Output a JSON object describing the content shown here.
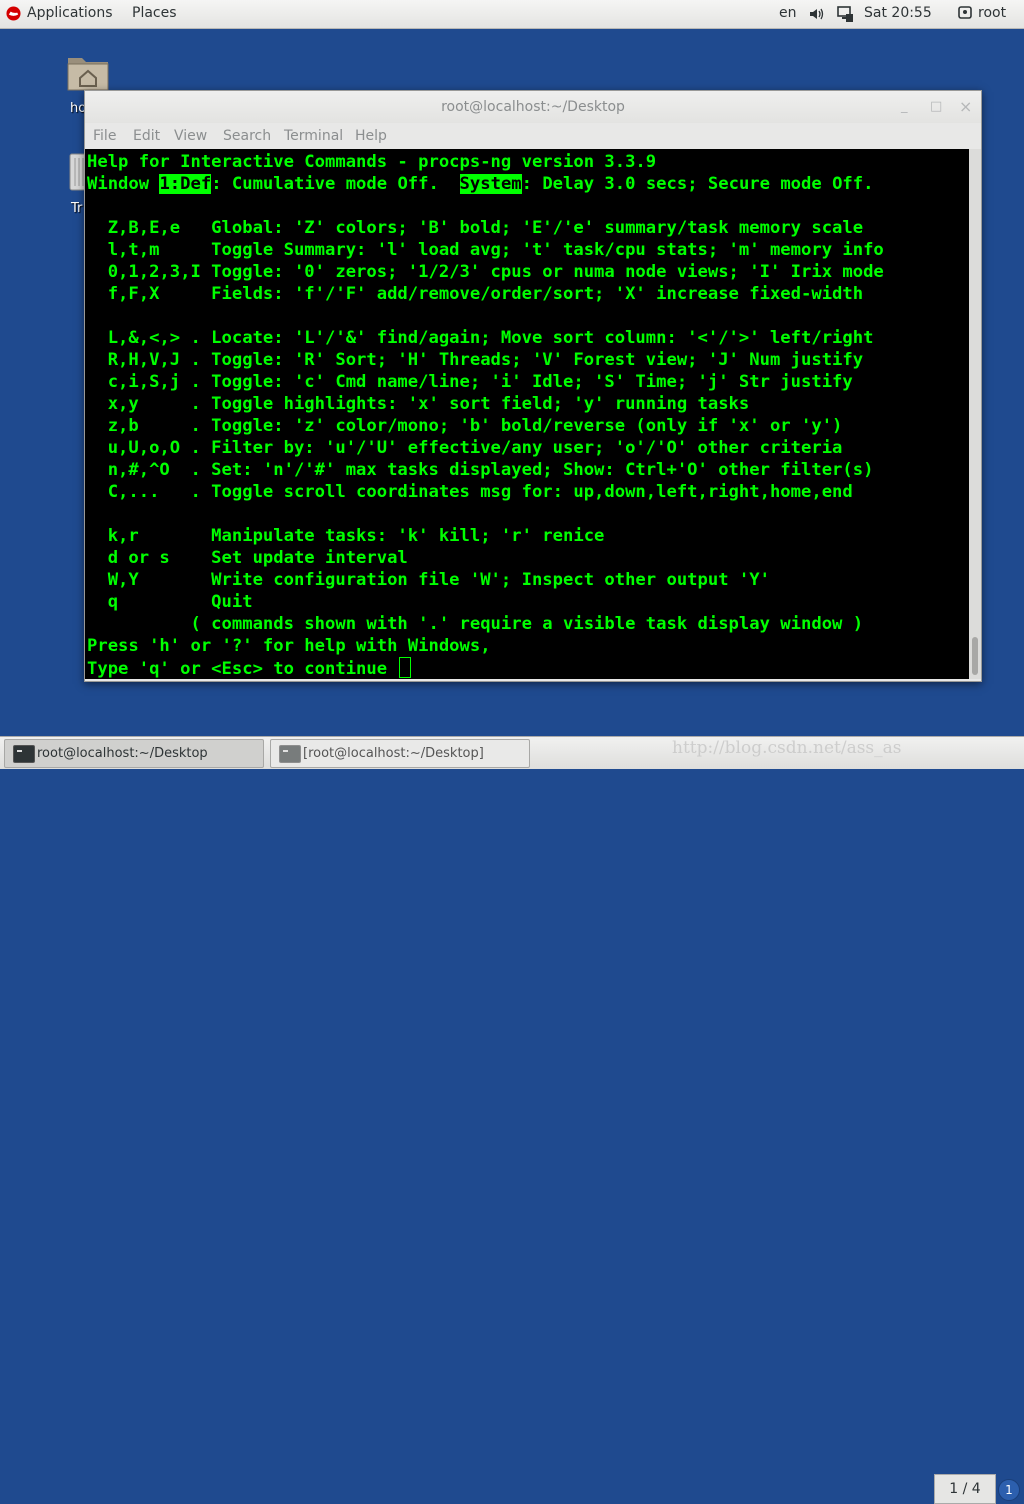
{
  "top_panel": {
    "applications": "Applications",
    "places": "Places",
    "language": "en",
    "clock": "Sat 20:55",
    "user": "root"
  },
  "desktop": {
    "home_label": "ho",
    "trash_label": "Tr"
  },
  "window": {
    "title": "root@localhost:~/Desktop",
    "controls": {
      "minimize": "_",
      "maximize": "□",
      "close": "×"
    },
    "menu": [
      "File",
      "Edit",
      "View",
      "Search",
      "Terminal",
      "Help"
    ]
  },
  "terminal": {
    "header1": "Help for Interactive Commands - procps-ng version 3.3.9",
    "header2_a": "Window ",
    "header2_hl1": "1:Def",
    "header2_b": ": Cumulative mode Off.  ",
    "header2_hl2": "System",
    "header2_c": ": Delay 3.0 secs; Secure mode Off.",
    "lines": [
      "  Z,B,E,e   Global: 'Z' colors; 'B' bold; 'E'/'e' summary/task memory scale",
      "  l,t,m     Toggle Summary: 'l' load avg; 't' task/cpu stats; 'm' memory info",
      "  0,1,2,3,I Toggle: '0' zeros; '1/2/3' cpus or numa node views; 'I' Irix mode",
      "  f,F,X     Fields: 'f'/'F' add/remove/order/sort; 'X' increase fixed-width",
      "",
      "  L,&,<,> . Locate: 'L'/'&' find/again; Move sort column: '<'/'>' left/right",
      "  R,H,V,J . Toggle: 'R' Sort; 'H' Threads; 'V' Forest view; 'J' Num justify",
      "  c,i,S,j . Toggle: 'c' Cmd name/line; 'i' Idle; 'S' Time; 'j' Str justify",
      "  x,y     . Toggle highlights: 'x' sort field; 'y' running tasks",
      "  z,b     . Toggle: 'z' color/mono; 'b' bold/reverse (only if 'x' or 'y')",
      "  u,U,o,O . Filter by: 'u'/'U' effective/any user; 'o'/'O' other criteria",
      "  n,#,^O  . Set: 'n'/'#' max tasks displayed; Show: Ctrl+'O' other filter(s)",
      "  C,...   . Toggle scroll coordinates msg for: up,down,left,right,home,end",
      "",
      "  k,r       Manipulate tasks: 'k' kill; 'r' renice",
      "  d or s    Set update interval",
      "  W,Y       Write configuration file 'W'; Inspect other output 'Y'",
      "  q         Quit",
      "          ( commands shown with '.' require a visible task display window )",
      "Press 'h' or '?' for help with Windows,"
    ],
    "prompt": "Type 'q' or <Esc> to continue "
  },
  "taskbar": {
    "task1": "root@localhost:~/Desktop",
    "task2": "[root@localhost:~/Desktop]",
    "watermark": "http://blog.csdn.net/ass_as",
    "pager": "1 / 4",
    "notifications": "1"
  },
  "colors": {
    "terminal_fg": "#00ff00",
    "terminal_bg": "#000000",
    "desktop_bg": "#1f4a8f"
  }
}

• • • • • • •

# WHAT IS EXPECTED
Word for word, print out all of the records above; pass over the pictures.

# WRITTEN REPLY
Output a JSON object describing the content shown here.
{
  "top_panel": {
    "applications": "Applications",
    "places": "Places",
    "language": "en",
    "clock": "Sat 20:55",
    "user": "root"
  },
  "desktop": {
    "home_label": "ho",
    "trash_label": "Tr"
  },
  "window": {
    "title": "root@localhost:~/Desktop",
    "controls": {
      "minimize": "_",
      "maximize": "□",
      "close": "×"
    },
    "menu": [
      "File",
      "Edit",
      "View",
      "Search",
      "Terminal",
      "Help"
    ]
  },
  "terminal": {
    "header1": "Help for Interactive Commands - procps-ng version 3.3.9",
    "header2_a": "Window ",
    "header2_hl1": "1:Def",
    "header2_b": ": Cumulative mode Off.  ",
    "header2_hl2": "System",
    "header2_c": ": Delay 3.0 secs; Secure mode Off.",
    "lines": [
      "  Z,B,E,e   Global: 'Z' colors; 'B' bold; 'E'/'e' summary/task memory scale",
      "  l,t,m     Toggle Summary: 'l' load avg; 't' task/cpu stats; 'm' memory info",
      "  0,1,2,3,I Toggle: '0' zeros; '1/2/3' cpus or numa node views; 'I' Irix mode",
      "  f,F,X     Fields: 'f'/'F' add/remove/order/sort; 'X' increase fixed-width",
      "",
      "  L,&,<,> . Locate: 'L'/'&' find/again; Move sort column: '<'/'>' left/right",
      "  R,H,V,J . Toggle: 'R' Sort; 'H' Threads; 'V' Forest view; 'J' Num justify",
      "  c,i,S,j . Toggle: 'c' Cmd name/line; 'i' Idle; 'S' Time; 'j' Str justify",
      "  x,y     . Toggle highlights: 'x' sort field; 'y' running tasks",
      "  z,b     . Toggle: 'z' color/mono; 'b' bold/reverse (only if 'x' or 'y')",
      "  u,U,o,O . Filter by: 'u'/'U' effective/any user; 'o'/'O' other criteria",
      "  n,#,^O  . Set: 'n'/'#' max tasks displayed; Show: Ctrl+'O' other filter(s)",
      "  C,...   . Toggle scroll coordinates msg for: up,down,left,right,home,end",
      "",
      "  k,r       Manipulate tasks: 'k' kill; 'r' renice",
      "  d or s    Set update interval",
      "  W,Y       Write configuration file 'W'; Inspect other output 'Y'",
      "  q         Quit",
      "          ( commands shown with '.' require a visible task display window )",
      "Press 'h' or '?' for help with Windows,"
    ],
    "prompt": "Type 'q' or <Esc> to continue "
  },
  "taskbar": {
    "task1": "root@localhost:~/Desktop",
    "task2": "[root@localhost:~/Desktop]",
    "watermark": "http://blog.csdn.net/ass_as",
    "pager": "1 / 4",
    "notifications": "1"
  },
  "colors": {
    "terminal_fg": "#00ff00",
    "terminal_bg": "#000000",
    "desktop_bg": "#1f4a8f"
  }
}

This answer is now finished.